In February, he and Bonnie went in for the transplant surgery. It was a success, but afterwards the surgeon told Bales that his arteries had narrowed. The doctor urged him to live actively as a way to try to reverse the years of negative effects from ailing kidneys and a weak heart.
Bales took the advice to heart, perhaps more than the doctor could have expected. Five-and-a-half weeks after the operation, he and Bonnie competed in a reverse triathlon (in which racers run, bike, then swim) in Pasadena. Foot problems prevented Bales from running, so he walked that portion, but he completed the race.
By summer, Bales was following an intermediate triathlete’s workout regimen. That meant at least one hour per day, six days per week, on the bike, in the pool or in the gym (he skips the runs).
He has only taken it further: He now exercises seven days a week, at least an hour and a half per day, and rides his bicycle an average of 120 miles each week. He completed a 50-mile ride in Death Valley and, on a recent weekend, rode 77.6 miles round trip from his home in Pasadena to Long Beach.
All the exercise is paying off. Bales recently had a check-up nine months after the transplant operation: The doctor found that his kidneys had improved and were functioning at 60%.
The improved health, naturally, gives him more energy for work: During the mission’s Thanksgiving celebration, Bales was front and center, deep frying 580 turkeys in 24 hours.
Bonnie and others try to slow him down, at least at work, but to no avail. Don’t even suggest retirement.
“A lot of people look at him and scratch their head because I think a lot of people would use this as an excuse,” Bonnie said. “But I’ve lived with him long enough to know there’s no slowing him down. You just kinda let him do it.”
Never mind that Bales’ job in the heart of Skid Row is no cakewalk. Every day he is surrounded by poverty, mental illness and struggle. As much as the mission helps people get off the streets, homelessness in Los Angeles can feel like an intractable problem. One person recovers, but one more hits the streets, it seems.
Bales, though, is motivated by the individual successes.
“We’ve really focused on ending homelessness one life at a time through life transformation,” he said. “As long as I’m making a difference in someone’s life I feel like I need to continue.”

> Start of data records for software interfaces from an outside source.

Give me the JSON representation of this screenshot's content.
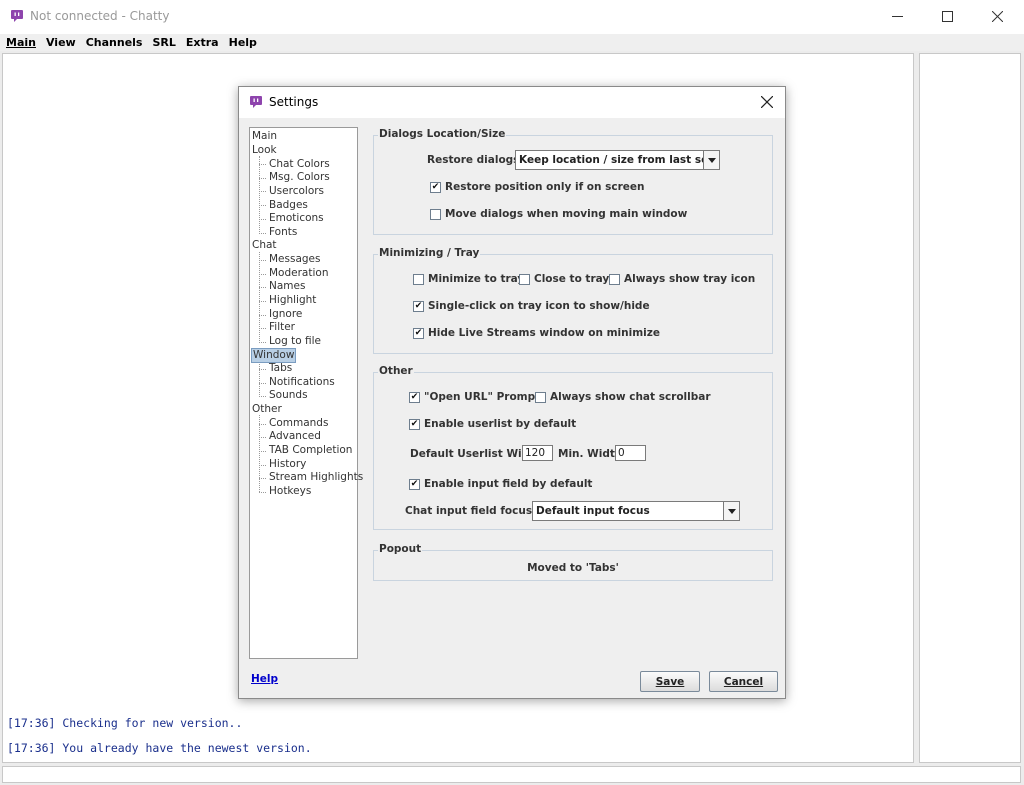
{
  "window": {
    "title": "Not connected - Chatty",
    "icon": "chatty-icon",
    "minimize": "—",
    "maximize": "☐",
    "close": "✕"
  },
  "menu": [
    {
      "label": "Main"
    },
    {
      "label": "View"
    },
    {
      "label": "Channels"
    },
    {
      "label": "SRL"
    },
    {
      "label": "Extra"
    },
    {
      "label": "Help"
    }
  ],
  "chat": {
    "lines": [
      "[17:36] Checking for new version..",
      "[17:36] You already have the newest version."
    ]
  },
  "settings": {
    "title": "Settings",
    "close": "✕",
    "nav": [
      {
        "label": "Main",
        "level": 0
      },
      {
        "label": "Look",
        "level": 0
      },
      {
        "label": "Chat Colors",
        "level": 1
      },
      {
        "label": "Msg. Colors",
        "level": 1
      },
      {
        "label": "Usercolors",
        "level": 1
      },
      {
        "label": "Badges",
        "level": 1
      },
      {
        "label": "Emoticons",
        "level": 1
      },
      {
        "label": "Fonts",
        "level": 1
      },
      {
        "label": "Chat",
        "level": 0
      },
      {
        "label": "Messages",
        "level": 1
      },
      {
        "label": "Moderation",
        "level": 1
      },
      {
        "label": "Names",
        "level": 1
      },
      {
        "label": "Highlight",
        "level": 1
      },
      {
        "label": "Ignore",
        "level": 1
      },
      {
        "label": "Filter",
        "level": 1
      },
      {
        "label": "Log to file",
        "level": 1
      },
      {
        "label": "Window",
        "level": 0,
        "selected": true
      },
      {
        "label": "Tabs",
        "level": 1
      },
      {
        "label": "Notifications",
        "level": 1
      },
      {
        "label": "Sounds",
        "level": 1
      },
      {
        "label": "Other",
        "level": 0
      },
      {
        "label": "Commands",
        "level": 1
      },
      {
        "label": "Advanced",
        "level": 1
      },
      {
        "label": "TAB Completion",
        "level": 1
      },
      {
        "label": "History",
        "level": 1
      },
      {
        "label": "Stream Highlights",
        "level": 1
      },
      {
        "label": "Hotkeys",
        "level": 1
      }
    ],
    "help": "Help",
    "save": "Save",
    "cancel": "Cancel",
    "dialogs": {
      "title": "Dialogs Location/Size",
      "restore_label": "Restore dialogs:",
      "restore_value": "Keep location / size from last session",
      "restore_on_screen": {
        "label": "Restore position only if on screen",
        "checked": true
      },
      "move_dialogs": {
        "label": "Move dialogs when moving main window",
        "checked": false
      }
    },
    "tray": {
      "title": "Minimizing / Tray",
      "minimize_to_tray": {
        "label": "Minimize to tray",
        "checked": false
      },
      "close_to_tray": {
        "label": "Close to tray",
        "checked": false
      },
      "always_tray_icon": {
        "label": "Always show tray icon",
        "checked": false
      },
      "single_click": {
        "label": "Single-click on tray icon to show/hide",
        "checked": true
      },
      "hide_live_streams": {
        "label": "Hide Live Streams window on minimize",
        "checked": true
      }
    },
    "other": {
      "title": "Other",
      "open_url": {
        "label": "\"Open URL\" Prompt",
        "checked": true
      },
      "scrollbar": {
        "label": "Always show chat scrollbar",
        "checked": false
      },
      "userlist": {
        "label": "Enable userlist by default",
        "checked": true
      },
      "userlist_width_label": "Default Userlist Width:",
      "userlist_width": "120",
      "min_width_label": "Min. Width:",
      "min_width": "0",
      "input_field": {
        "label": "Enable input field by default",
        "checked": true
      },
      "focus_label": "Chat input field focus:",
      "focus_value": "Default input focus"
    },
    "popout": {
      "title": "Popout",
      "text": "Moved to 'Tabs'"
    },
    "check_mark": "✔"
  }
}
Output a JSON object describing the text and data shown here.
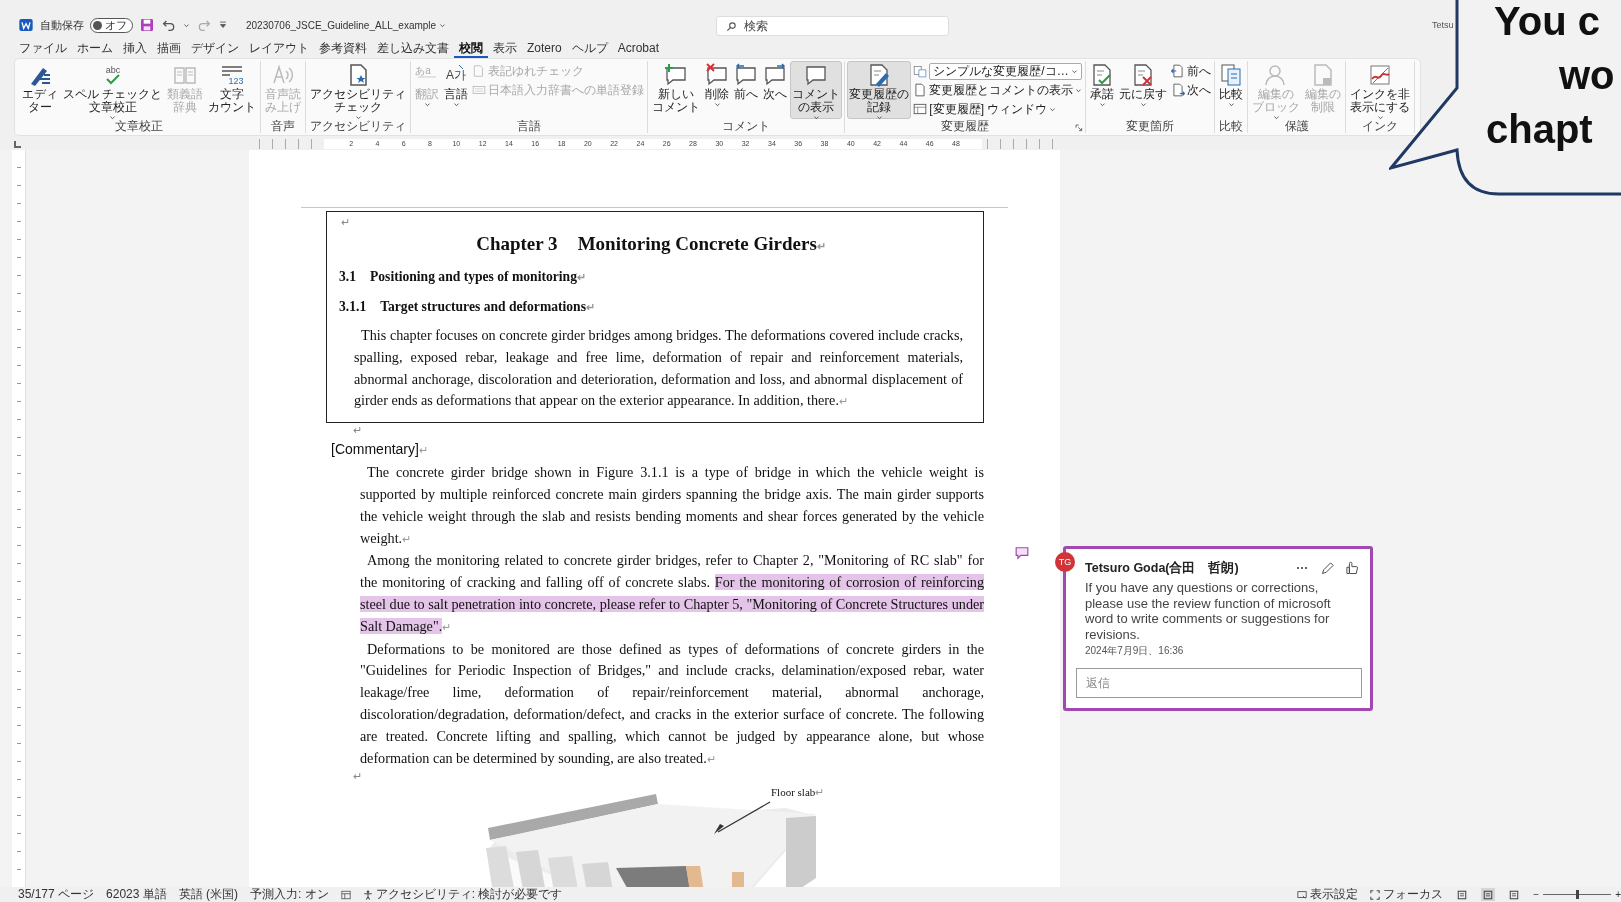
{
  "title_bar": {
    "autosave_label": "自動保存",
    "autosave": {
      "on": false,
      "label": "オフ"
    },
    "file_name": "20230706_JSCE_Guideline_ALL_example",
    "search": {
      "placeholder": "検索"
    },
    "user": "Tetsu"
  },
  "tabs": [
    {
      "label": "ファイル",
      "selected": false
    },
    {
      "label": "ホーム",
      "selected": false
    },
    {
      "label": "挿入",
      "selected": false
    },
    {
      "label": "描画",
      "selected": false
    },
    {
      "label": "デザイン",
      "selected": false
    },
    {
      "label": "レイアウト",
      "selected": false
    },
    {
      "label": "参考資料",
      "selected": false
    },
    {
      "label": "差し込み文書",
      "selected": false
    },
    {
      "label": "校閲",
      "selected": true
    },
    {
      "label": "表示",
      "selected": false
    },
    {
      "label": "Zotero",
      "selected": false
    },
    {
      "label": "ヘルプ",
      "selected": false
    },
    {
      "label": "Acrobat",
      "selected": false
    }
  ],
  "ribbon": {
    "groups": [
      {
        "label": "文章校正",
        "dialog_launcher": false,
        "items": [
          {
            "kind": "large",
            "label": "エディター",
            "dropdown": false,
            "disabled": false,
            "pressed": false
          },
          {
            "kind": "large",
            "label": "スペル チェックと文章校正",
            "icon_text": "abc",
            "dropdown": true,
            "disabled": false,
            "pressed": false
          },
          {
            "kind": "large",
            "label": "類義語辞典",
            "dropdown": false,
            "disabled": true,
            "pressed": false
          },
          {
            "kind": "large",
            "label": "文字カウント",
            "icon_text": "123",
            "dropdown": false,
            "disabled": false,
            "pressed": false
          }
        ]
      },
      {
        "label": "音声",
        "dialog_launcher": false,
        "items": [
          {
            "kind": "large",
            "label": "音声読み上げ",
            "dropdown": false,
            "disabled": true,
            "pressed": false
          }
        ]
      },
      {
        "label": "アクセシビリティ",
        "dialog_launcher": false,
        "items": [
          {
            "kind": "large",
            "label": "アクセシビリティチェック",
            "dropdown": true,
            "disabled": false,
            "pressed": false
          }
        ]
      },
      {
        "label": "言語",
        "dialog_launcher": false,
        "items": [
          {
            "kind": "large",
            "label": "翻訳",
            "icon_text": "あa",
            "dropdown": true,
            "disabled": true,
            "pressed": false
          },
          {
            "kind": "large",
            "label": "言語",
            "icon_text": "A가",
            "dropdown": true,
            "disabled": false,
            "pressed": false
          },
          {
            "kind": "stack",
            "items": [
              {
                "kind": "small",
                "label": "表記ゆれチェック",
                "dropdown": false,
                "disabled": true
              },
              {
                "kind": "small",
                "label": "日本語入力辞書への単語登録",
                "dropdown": false,
                "disabled": true
              }
            ]
          }
        ]
      },
      {
        "label": "コメント",
        "dialog_launcher": false,
        "items": [
          {
            "kind": "large",
            "label": "新しいコメント",
            "dropdown": false,
            "disabled": false,
            "pressed": false
          },
          {
            "kind": "large",
            "label": "削除",
            "dropdown": true,
            "disabled": false,
            "pressed": false
          },
          {
            "kind": "large",
            "label": "前へ",
            "dropdown": false,
            "disabled": false,
            "pressed": false
          },
          {
            "kind": "large",
            "label": "次へ",
            "dropdown": false,
            "disabled": false,
            "pressed": false
          },
          {
            "kind": "large",
            "label": "コメントの表示",
            "dropdown": true,
            "disabled": false,
            "pressed": true
          }
        ]
      },
      {
        "label": "変更履歴",
        "dialog_launcher": true,
        "items": [
          {
            "kind": "large",
            "label": "変更履歴の記録",
            "dropdown": true,
            "disabled": false,
            "pressed": true
          },
          {
            "kind": "stack",
            "items": [
              {
                "kind": "select",
                "label": "シンプルな変更履歴/コ…",
                "dropdown": true,
                "disabled": false
              },
              {
                "kind": "small",
                "label": "変更履歴とコメントの表示",
                "dropdown": true,
                "disabled": false
              },
              {
                "kind": "small",
                "label": "[変更履歴] ウィンドウ",
                "dropdown": true,
                "disabled": false
              }
            ]
          }
        ]
      },
      {
        "label": "変更箇所",
        "dialog_launcher": false,
        "items": [
          {
            "kind": "large",
            "label": "承諾",
            "dropdown": true,
            "disabled": false,
            "pressed": false
          },
          {
            "kind": "large",
            "label": "元に戻す",
            "dropdown": true,
            "disabled": false,
            "pressed": false
          },
          {
            "kind": "stack",
            "items": [
              {
                "kind": "small",
                "label": "前へ",
                "dropdown": false,
                "disabled": false
              },
              {
                "kind": "small",
                "label": "次へ",
                "dropdown": false,
                "disabled": false
              }
            ]
          }
        ]
      },
      {
        "label": "比較",
        "dialog_launcher": false,
        "items": [
          {
            "kind": "large",
            "label": "比較",
            "dropdown": true,
            "disabled": false,
            "pressed": false
          }
        ]
      },
      {
        "label": "保護",
        "dialog_launcher": false,
        "items": [
          {
            "kind": "large",
            "label": "編集のブロック",
            "dropdown": true,
            "disabled": true,
            "pressed": false
          },
          {
            "kind": "large",
            "label": "編集の制限",
            "dropdown": false,
            "disabled": true,
            "pressed": false
          }
        ]
      },
      {
        "label": "インク",
        "dialog_launcher": false,
        "items": [
          {
            "kind": "large",
            "label": "インクを非表示にする",
            "dropdown": true,
            "disabled": false,
            "pressed": false
          }
        ]
      }
    ]
  },
  "ruler": {
    "numbers": [
      "2",
      "4",
      "6",
      "8",
      "10",
      "12",
      "14",
      "16",
      "18",
      "20",
      "22",
      "24",
      "26",
      "28",
      "30",
      "32",
      "34",
      "36",
      "38",
      "40",
      "42",
      "44",
      "46",
      "48"
    ]
  },
  "document": {
    "frame": [
      {
        "kind": "empty",
        "end_mark": "↵"
      },
      {
        "kind": "title",
        "number": "Chapter 3",
        "text": "Monitoring Concrete Girders",
        "end_mark": "↵"
      },
      {
        "kind": "heading",
        "number": "3.1",
        "text": "Positioning and types of monitoring",
        "end_mark": "↵"
      },
      {
        "kind": "heading",
        "number": "3.1.1",
        "text": "Target structures and deformations",
        "end_mark": "↵"
      },
      {
        "kind": "body",
        "segments": [
          {
            "text": "This chapter focuses on concrete girder bridges among bridges. The deformations covered include cracks, spalling, exposed rebar, leakage and free lime, deformation of repair and reinforcement materials, abnormal anchorage, discoloration and deterioration, deformation and loss, and abnormal displacement of girder ends as deformations that appear on the exterior appearance. In addition, there.",
            "commented": false
          }
        ],
        "end_mark": "↵"
      }
    ],
    "paragraphs": [
      {
        "kind": "empty",
        "end_mark": "↵"
      },
      {
        "kind": "label",
        "text": "[Commentary]",
        "end_mark": "↵"
      },
      {
        "kind": "body",
        "segments": [
          {
            "text": "The concrete girder bridge shown in Figure 3.1.1 is a type of bridge in which the vehicle weight is supported by multiple reinforced concrete main girders spanning the bridge axis. The main girder supports the vehicle weight through the slab and resists bending moments and shear forces generated by the vehicle weight.",
            "commented": false
          }
        ],
        "end_mark": "↵"
      },
      {
        "kind": "body",
        "segments": [
          {
            "text": "Among the monitoring related to concrete girder bridges, refer to Chapter 2, \"Monitoring of RC slab\" for the monitoring of cracking and falling off of concrete slabs. ",
            "commented": false
          },
          {
            "text": "For the monitoring of corrosion of reinforcing steel due to salt penetration into concrete, please refer to Chapter 5, \"Monitoring of Concrete Structures under Salt Damage\".",
            "commented": true
          }
        ],
        "end_mark": "↵"
      },
      {
        "kind": "body",
        "segments": [
          {
            "text": "Deformations to be monitored are those defined as types of deformations of concrete girders in the \"Guidelines for Periodic Inspection of Bridges,\" and include cracks, delamination/exposed rebar, water leakage/free lime, deformation of repair/reinforcement material, abnormal anchorage, discoloration/degradation, deformation/defect, and cracks in the exterior surface of concrete. The following are treated. Concrete lifting and spalling, which cannot be judged by appearance alone, but whose deformation can be determined by sounding, are also treated.",
            "commented": false
          }
        ],
        "end_mark": "↵"
      },
      {
        "kind": "empty",
        "end_mark": "↵"
      }
    ],
    "figure": {
      "kind": "picture",
      "label": "Floor slab",
      "end_mark": "↵"
    }
  },
  "comment": {
    "initials": "TG",
    "author": "Tetsuro Goda(合田　哲朗)",
    "text": "If you have any questions or corrections, please use the review function of microsoft word to write comments or suggestions for revisions.",
    "date": "2024年7月9日、16:36",
    "reply": {
      "placeholder": "返信"
    }
  },
  "status_bar": {
    "left": [
      "35/177 ページ",
      "62023 単語",
      "英語 (米国)",
      "予測入力: オン"
    ],
    "accessibility": "アクセシビリティ: 検討が必要です",
    "display_settings": "表示設定",
    "focus": "フォーカス",
    "views": [
      {
        "selected": false
      },
      {
        "selected": true
      },
      {
        "selected": false
      }
    ],
    "zoom": {
      "minus": "−",
      "plus": "+",
      "level": 0.5
    }
  },
  "callout": {
    "lines": [
      "You c",
      "wo",
      "chapt"
    ]
  }
}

Every day he’s taking steps, pushing pedals and swimming laps to make sure he can.
© Los Angeles Downtown News 2013